ITV are quite notorious over this, watch pretty much any repeat of Morse, Frost or Darling Buds of May, they tend to get copyrighted the year they were re-edited. I remember seeing a Morse that was Copyrighted to Carlton Television in 1992, even though the original edit would more than likely be a Central/Zenith production.
With Darling Buds, it was 'remastered' (well, cropped to 16:9 and a filmic effect added) in 2003 which led to new credits in the then current 'smokey hearts' style, a then current purple Yorkshire Television endcap added and the copyright date changed to 2003 (however the full-length closing theme which made the credits unusually long for the time). ISTR that the rerun in which these remastered versions debuted was slapped firmly in Saturday night primetime and wasn't actually billed as any kind of repeat. Perhaps on this occasion they actually were trying to pass it off as a new series rather than one which was 10 years old at the time?!
There were then further re-edits made in 2006. This time it was re-edited to have 3 internal breaks rather than 2 (with some very unsympatheic cuts made to achieve this), the credits were changed to the then latest house style, with an 'ITV Productions' endcap and a 2006 copyright date. These credits also ran within the official time limits, but there was no re-edit of the theme tune; it just faded out partway through when the credits were done.
Still oddly, the current ITV3 reruns use mainly the 2006 edits, but some stories have 2003 edits used.
I remember a few years ago they showed Classic Coronation Street once or twice on ITV1 during the day, and I remember well they changed the credits to the 2006 look, with the original year copyrighted to ITV Productions, now that didn't look right.
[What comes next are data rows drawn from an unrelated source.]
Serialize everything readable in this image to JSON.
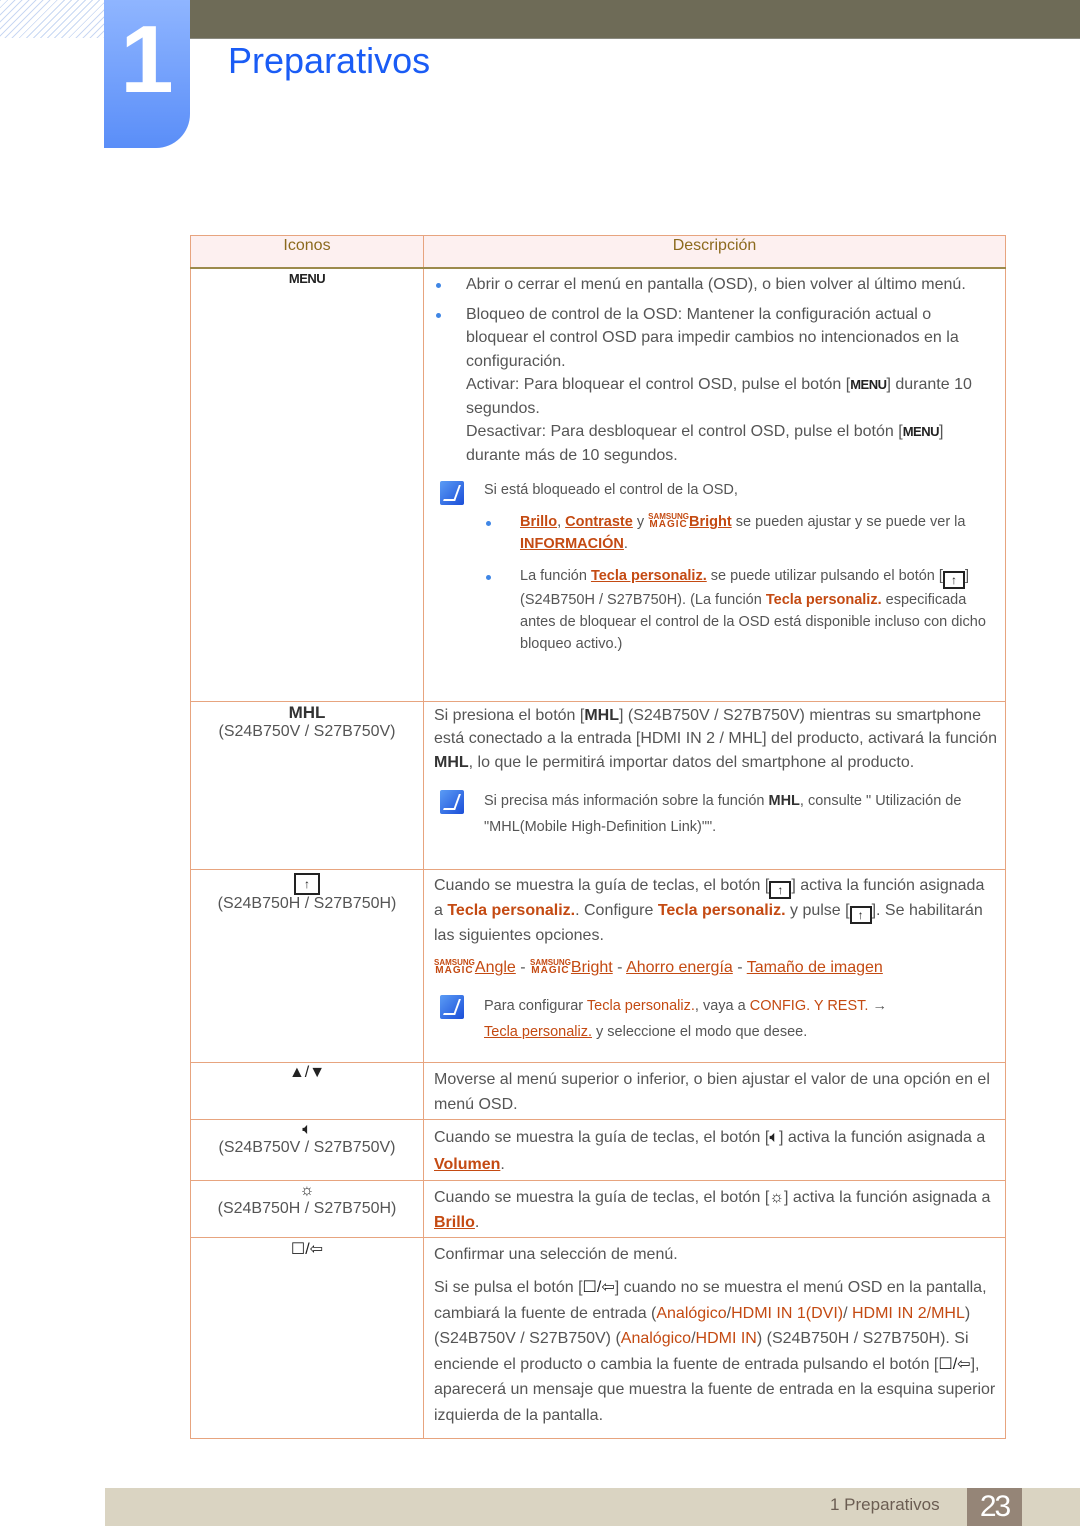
{
  "chapter": {
    "number": "1",
    "title": "Preparativos"
  },
  "table": {
    "headers": {
      "icons": "Iconos",
      "description": "Descripción"
    },
    "rows": {
      "menu": {
        "icon_label": "MENU",
        "bullet1": "Abrir o cerrar el menú en pantalla (OSD), o bien volver al último menú.",
        "bullet2_a": "Bloqueo de control de la OSD: Mantener la configuración actual o bloquear el control OSD para impedir cambios no intencionados en la configuración.",
        "bullet2_b1": "Activar: Para bloquear el control OSD, pulse el botón [",
        "bullet2_b_key": "MENU",
        "bullet2_b2": "] durante 10 segundos.",
        "bullet2_c1": "Desactivar: Para desbloquear el control OSD, pulse el botón [",
        "bullet2_c2": "] durante más de 10 segundos.",
        "note_intro": "Si está bloqueado el control de la OSD,",
        "note_b1_link1": "Brillo",
        "note_b1_sep1": ", ",
        "note_b1_link2": "Contraste",
        "note_b1_y": " y ",
        "magic_top": "SAMSUNG",
        "magic_bottom": "MAGIC",
        "note_b1_link3": "Bright",
        "note_b1_rest": " se pueden ajustar y se puede ver la ",
        "note_b1_link4": "INFORMACIÓN",
        "note_b1_end": ".",
        "note_b2_1": "La función ",
        "note_b2_link": "Tecla personaliz.",
        "note_b2_2": " se puede utilizar pulsando el botón [",
        "note_b2_3": "](S24B750H / S27B750H). (La función ",
        "note_b2_hl": "Tecla personaliz.",
        "note_b2_4": " especificada antes de bloquear el control de la OSD está disponible incluso con dicho bloqueo activo.)"
      },
      "mhl": {
        "icon_label": "MHL",
        "model": "(S24B750V / S27B750V)",
        "p1": "Si presiona el botón [",
        "p1_key": "MHL",
        "p2": "] (S24B750V / S27B750V) mientras su smartphone está conectado a la entrada [HDMI IN 2 / MHL] del producto, activará la función ",
        "p2_key": "MHL",
        "p3": ", lo que le permitirá importar datos del smartphone al producto.",
        "note1": "Si precisa más información sobre la función ",
        "note_key": "MHL",
        "note2": ", consulte \" Utilización de \"MHL(Mobile High-Definition Link)\"\"."
      },
      "custom_key": {
        "model": "(S24B750H / S27B750H)",
        "p1": "Cuando se muestra la guía de teclas, el botón [",
        "p2": "] activa la función asignada a ",
        "hl1": "Tecla personaliz.",
        "p3": ". Configure ",
        "hl2": "Tecla personaliz.",
        "p4": " y pulse [",
        "p5": "]. Se habilitarán las siguientes opciones.",
        "options": [
          "Angle",
          "Bright",
          "Ahorro energía",
          "Tamaño de imagen"
        ],
        "option_sep": " - ",
        "note1": "Para configurar ",
        "note_hl1": "Tecla personaliz.",
        "note2": ", vaya a ",
        "note_hl2": "CONFIG. Y REST.",
        "note_arrow": " → ",
        "note_link": "Tecla personaliz.",
        "note3": " y seleccione el modo que desee."
      },
      "updown": {
        "icon_label": "▲/▼",
        "text": "Moverse al menú superior o inferior, o bien ajustar el valor de una opción en el menú OSD."
      },
      "volume": {
        "model": "(S24B750V / S27B750V)",
        "p1": "Cuando se muestra la guía de teclas, el botón [",
        "p2": "] activa la función asignada a ",
        "link": "Volumen",
        "end": "."
      },
      "brightness": {
        "model": "(S24B750H / S27B750H)",
        "p1": "Cuando se muestra la guía de teclas, el botón [",
        "p2": "] activa la función asignada a ",
        "link": "Brillo",
        "end": "."
      },
      "source": {
        "p0": "Confirmar una selección de menú.",
        "p1": "Si se pulsa el botón [",
        "p2": "] cuando no se muestra el menú OSD en la pantalla, cambiará la fuente de entrada (",
        "hl1": "Analógico",
        "slash1": "/",
        "hl2": "HDMI IN 1(DVI)",
        "slash2": "/ ",
        "hl3": "HDMI IN 2/MHL",
        "p3": ") (S24B750V / S27B750V) (",
        "hl4": "Analógico",
        "slash3": "/",
        "hl5": "HDMI IN",
        "p4": ") (S24B750H / S27B750H). Si enciende el producto o cambia la fuente de entrada pulsando el botón [",
        "p5": "], aparecerá un mensaje que muestra la fuente de entrada en la esquina superior izquierda de la pantalla."
      }
    }
  },
  "footer": {
    "section": "1 Preparativos",
    "page": "23"
  },
  "icons": {
    "note": "note-pen-icon",
    "custom_key": "custom-key-icon",
    "volume": "speaker-icon",
    "brightness": "sun-icon",
    "source": "source-enter-icon"
  },
  "colors": {
    "accent_blue": "#1a5cf5",
    "link_orange": "#c44a12",
    "header_text": "#8c6a1e"
  }
}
This has started happening on Network's releases of old ITV programmes. Until 2007 the box art would copyright the programme content under it's original year to the actual company which had produced it. But from 2007 they switched to copyrighting it to ITV Productions. This happened with the Upstairs Downstairs box set which had '(C)1971-1975 London Weekend Television Ltd' but the release of spinoff Thomas & Sarah the following year had (c) 1978-1979 ITV Productions Ltd' on it. Fortunately, network are *very* sympathetic to the actual content of the disks, retaining original frontcaps, endcaps and even break captions if they still exist on their source material.
I've seen very weird examples with the late 1990s Thames logo (after it was taken over by Pearson) with '(c) 1973' at the bottom.
Even more odd is that the tapes delivered with the late-90's Thames logo on the end still had the original Skyline frontcap at the start. So they removed the period branding from the end of the programme but not the beginning. Odder still, there were a few examples of programmes having a skyline added at the beginning which were produced after frontcaps were dropped and so wouldn't actually have had one originally
Why did Thames' programmes have to be presented by other franchises when they first became an independent producer?
Until 1998, only franchisees had direct access to the network. Thus all programmes made by independents had to be a production 'for' a franchise holder which then 'presented' the programme to the network.
Even when a franchisee produced programmes through one of their own subsidiaries, they still had to make it for the parent company and then present that to the network. Thus The Sweeney was a Euston Films production for Thames Television and Inspector More was a Zenith Production for Central.
Rather more silly examples followed when ITV stations got taken over and their production departments split from the broadcasting operation, technically leaving the production department an independent producer which had to producer the programme for the broadcasting franchise which presented it to the network. Thus, for a while in the Mid 90's all Central programmes had 'Carlton UK productions / A Central Programme for ITV' whilst everything from LWT had 'LWT Productions / An LWT Programme for ITV'.
Since Thames was such a well known name and of course is the only independent producer which previously held a franchisee, it just became a whole lot more obvious when the Biill was suddenly 'A Thames Television Production for Yorkshire Television / A Yorkshire Television Presentation for ITV' Rather ironically, Carlton ended up become the 'presenter' of pretty much all Thames programmes, and until they bought Central out, this was pretty much the only network exposure their name got.
The system was later simplified to allow direct access for independents but with the requirement for a 'compliance licencee'. As mentioned earlier, this was more often than not Channel Television.